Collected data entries
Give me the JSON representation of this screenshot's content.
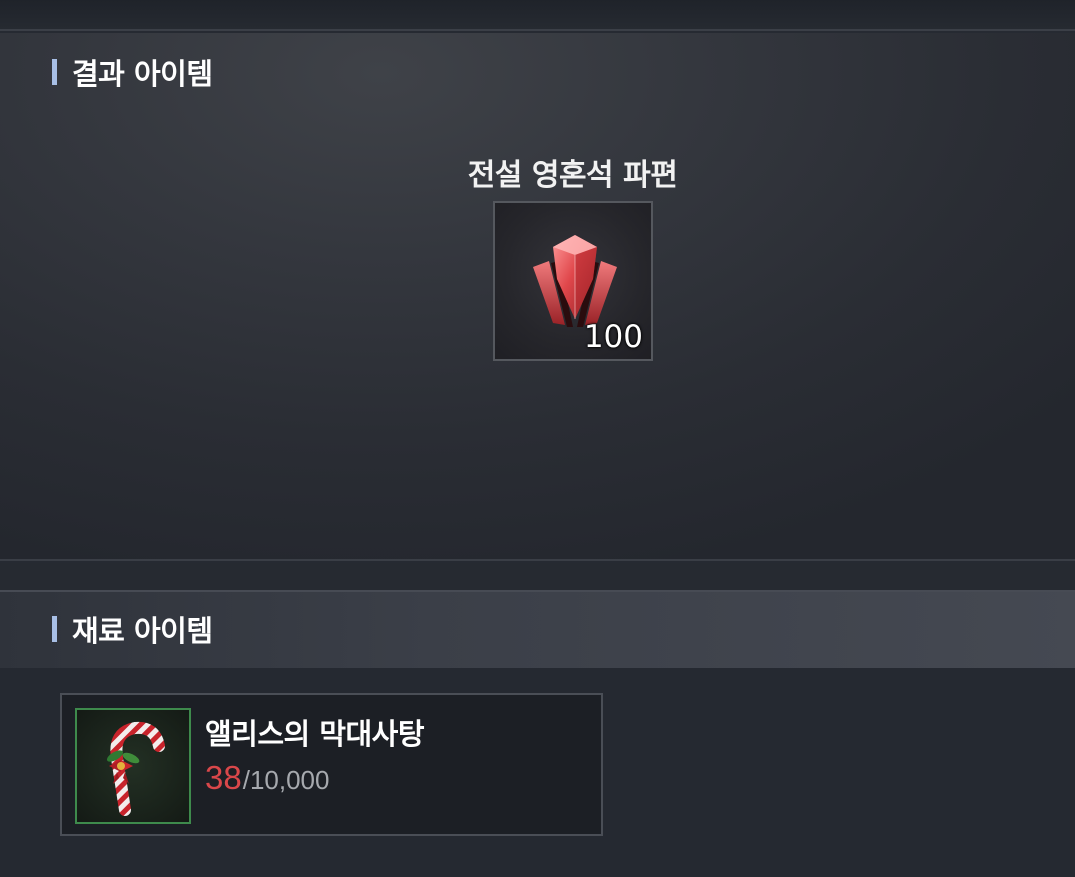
{
  "result_section": {
    "title": "결과 아이템",
    "item": {
      "name": "전설 영혼석 파편",
      "count": "100",
      "icon": "red-crystal-shard-icon"
    }
  },
  "material_section": {
    "title": "재료 아이템",
    "item": {
      "name": "앨리스의 막대사탕",
      "owned": "38",
      "separator": "/",
      "required": "10,000",
      "icon": "candy-cane-icon"
    }
  },
  "colors": {
    "header_bar": "#a8bfe6",
    "owned_insufficient": "#d9474a",
    "material_slot_border": "#3e8a4c"
  }
}
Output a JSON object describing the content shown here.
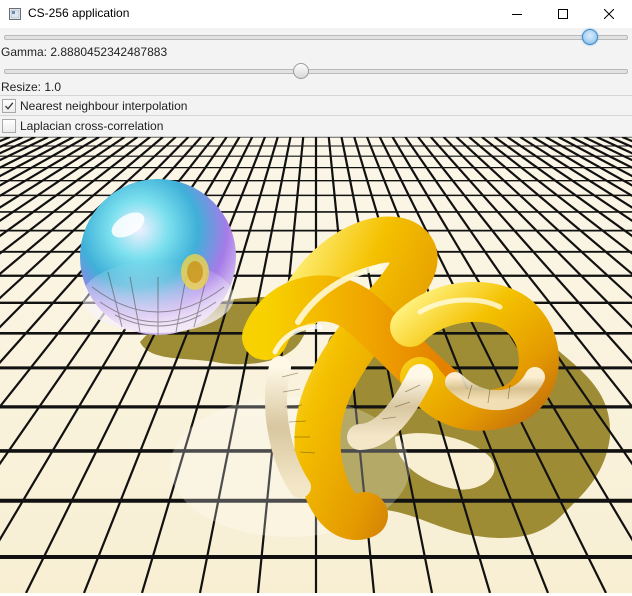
{
  "window": {
    "title": "CS-256 application",
    "buttons": [
      "minimize-icon",
      "maximize-icon",
      "close-icon"
    ]
  },
  "controls": {
    "slider_top": {
      "value_fraction": 0.95
    },
    "gamma_label": "Gamma: 2.8880452342487883",
    "slider_gamma": {
      "value_fraction": 0.475
    },
    "resize_label": "Resize: 1.0",
    "checkboxes": [
      {
        "label": "Nearest neighbour interpolation",
        "checked": true
      },
      {
        "label": "Laplacian cross-correlation",
        "checked": false
      }
    ]
  },
  "colors": {
    "accent_slider": "#3e88c4",
    "panel_bg": "#f3f3f3",
    "floor_tile": "#fbf3dd",
    "grid_line": "#111111",
    "shadow": "#7a6a10",
    "knot_yellow": "#f2b705",
    "sphere_tint": "#3fb8e0"
  },
  "render": {
    "description_icon": "ray-traced-scene"
  }
}
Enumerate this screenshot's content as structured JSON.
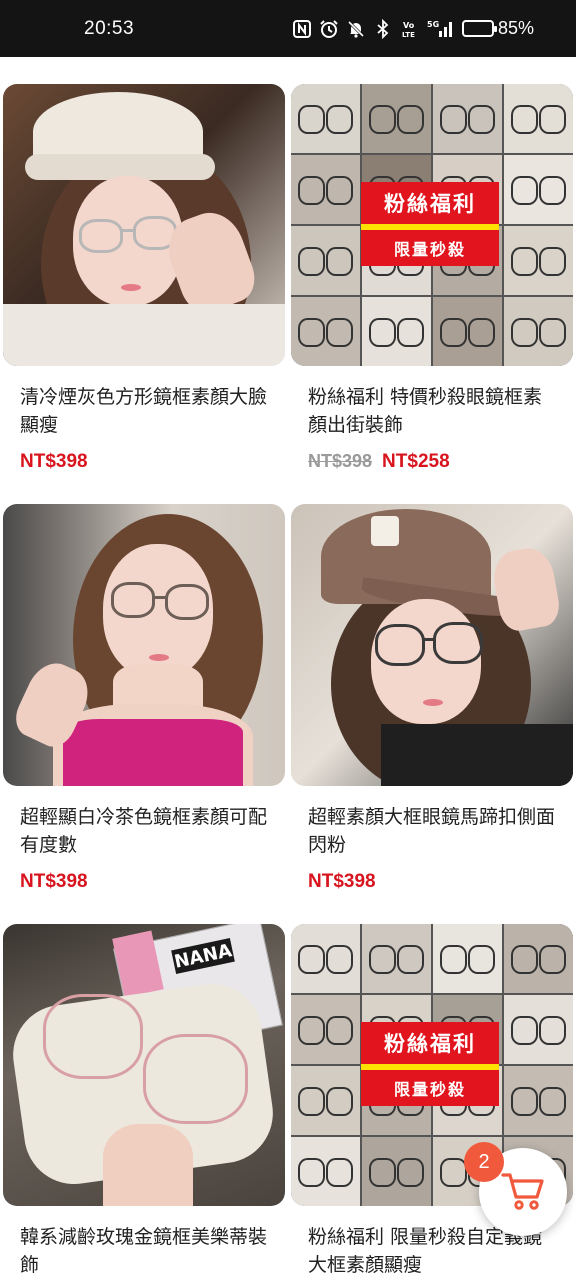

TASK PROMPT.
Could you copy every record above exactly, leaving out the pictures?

EXERCISE ANSWER.
Give me the JSON representation of this screenshot's content.
{
  "result_section": {
    "title": "결과 아이템",
    "item": {
      "name": "전설 영혼석 파편",
      "count": "100",
      "icon": "red-crystal-shard-icon"
    }
  },
  "material_section": {
    "title": "재료 아이템",
    "item": {
      "name": "앨리스의 막대사탕",
      "owned": "38",
      "separator": "/",
      "required": "10,000",
      "icon": "candy-cane-icon"
    }
  },
  "colors": {
    "header_bar": "#a8bfe6",
    "owned_insufficient": "#d9474a",
    "material_slot_border": "#3e8a4c"
  }
}
Output a JSON object describing the content shown here.
{
  "window": {
    "title": "CS-256 application",
    "buttons": [
      "minimize-icon",
      "maximize-icon",
      "close-icon"
    ]
  },
  "controls": {
    "slider_top": {
      "value_fraction": 0.95
    },
    "gamma_label": "Gamma: 2.8880452342487883",
    "slider_gamma": {
      "value_fraction": 0.475
    },
    "resize_label": "Resize: 1.0",
    "checkboxes": [
      {
        "label": "Nearest neighbour interpolation",
        "checked": true
      },
      {
        "label": "Laplacian cross-correlation",
        "checked": false
      }
    ]
  },
  "colors": {
    "accent_slider": "#3e88c4",
    "panel_bg": "#f3f3f3",
    "floor_tile": "#fbf3dd",
    "grid_line": "#111111",
    "shadow": "#7a6a10",
    "knot_yellow": "#f2b705",
    "sphere_tint": "#3fb8e0"
  },
  "render": {
    "description_icon": "ray-traced-scene"
  }
}
Enumerate this screenshot's content as structured JSON.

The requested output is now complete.